One of the wealthiest parents on the indictment list is also one of the most low-profile: Elisabeth Kimmel, a Harvard Law alum and resident of both Las Vegas and La Jolla, allegedly paid a throat-clenching $475,000 to have two of her children falsely designated as top athletic recruits.
Our Mrs. Kimmel is owner of Midwest Television, a media empire founded by her grandfather. In late 2017, Ms. Kimmel sold off a significant portion of her media holdings for a whopping $325 million.
Anyway, there wasn’t anything particularly noteworthy about Mrs. Kimmel’s indictment, except that her son’s USC application — as a star top pole vaulter — included an action photo from his high school days.
Of course, the pole vaulter in the photo wasn’t actually Mrs. Kimmel’s son. He was just some random kid from Texas whose picture got stolen and used for fraud. Ouch!
Mrs. Kimmel’s ritzy primary residence is a real damn compound with a main mansion, guest quarters, full-size tennis court and even a small lake (of sorts). Other media reports have estimated the property’s value at $7 million, but Yolanda believes it is worth far more — probably at least $10,000,000.
Doug Hodge is the former CEO of Newport Beach-based PIMCO, the giant investment management company founded by billionaire Bill Gross. Previously the COO, he stepped in as chief executive amid Mr. Gross’s turbulent departure, earning a one-year bonus of $45 million in the process. And he also made the following statement:
“it starts at the top, with us, the leaders of the financial industry. Both as firms and as individuals, we need to personify trustworthy values… Willful violations of the rules should not be tolerated… [What is needed is] a stronger emphasis on ethics and integrity.”
Yolanda wonders if that “stronger emphasis” included paying bribes of $450,000 to falsely designate two of his children as USC athletic prospects. Oh, dear.

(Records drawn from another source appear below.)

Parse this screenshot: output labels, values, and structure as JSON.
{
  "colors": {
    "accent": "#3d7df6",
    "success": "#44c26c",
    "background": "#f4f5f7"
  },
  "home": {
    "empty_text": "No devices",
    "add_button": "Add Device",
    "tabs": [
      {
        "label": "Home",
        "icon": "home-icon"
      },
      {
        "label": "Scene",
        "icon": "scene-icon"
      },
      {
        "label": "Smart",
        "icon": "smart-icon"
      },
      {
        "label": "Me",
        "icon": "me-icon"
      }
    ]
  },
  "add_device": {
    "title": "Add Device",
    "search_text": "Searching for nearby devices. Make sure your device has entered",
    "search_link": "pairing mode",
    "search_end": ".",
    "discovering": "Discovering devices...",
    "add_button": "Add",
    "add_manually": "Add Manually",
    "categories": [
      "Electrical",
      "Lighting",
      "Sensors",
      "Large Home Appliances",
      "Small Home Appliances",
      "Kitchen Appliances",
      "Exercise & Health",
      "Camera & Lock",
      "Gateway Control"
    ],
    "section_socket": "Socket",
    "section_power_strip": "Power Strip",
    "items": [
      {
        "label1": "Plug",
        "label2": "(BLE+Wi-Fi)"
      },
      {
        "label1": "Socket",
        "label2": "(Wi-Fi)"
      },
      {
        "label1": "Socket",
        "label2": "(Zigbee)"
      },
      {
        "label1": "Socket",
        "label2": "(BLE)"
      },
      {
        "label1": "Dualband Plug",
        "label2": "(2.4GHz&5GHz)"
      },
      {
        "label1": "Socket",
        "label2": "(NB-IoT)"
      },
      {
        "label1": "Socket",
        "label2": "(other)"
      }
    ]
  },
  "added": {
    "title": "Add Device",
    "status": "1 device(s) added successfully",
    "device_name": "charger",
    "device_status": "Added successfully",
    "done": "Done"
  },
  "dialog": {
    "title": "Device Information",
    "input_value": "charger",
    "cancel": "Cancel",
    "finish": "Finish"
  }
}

Back in 2009 — at the height of the last economic recession — Mr. Hodge paid $12,200,000 for a huge manor in Laguna Beach’s exclusive Emerald Bay guard-gated community.
In summary, Yolanda must admit that the endgame here confuses us. After all, these kids attended some of LA’s most prestigious and famous private high schools — Harvard-Westlake and Buckley, for example. They had access to all the private tutors and prep work money could buy. And yet they still “underperformed” academically.
So what good would cheating their way into USC (or any other school) have done them? If they were already falling behind their high school classmates, imagine how badly they would’ve done at a selective university. Was all that money and risk just for a name and degree? Was it really worth that much, especially when these parents are already the wealthiest, best-connected folks in the entire world? These kids weren’t born on first or second base — more like a couple steps from home plate.
But apparently it was indeed worth it. And not just to these folks — to many more just like them. Our Mr. Singer was in business for many years and amassed far more than just 33 clients. TMZ reported that scores of other wealthy parents are quakin’ in their boots.
So for readers already seething at the brazen corruption displayed here, save some vitriol for a later date. The people named in this indictment are merely the initial sacrificial lamb, the proverbial leak in the Dutch dike. Ready for more fireworks? They’re coming; stay tuned…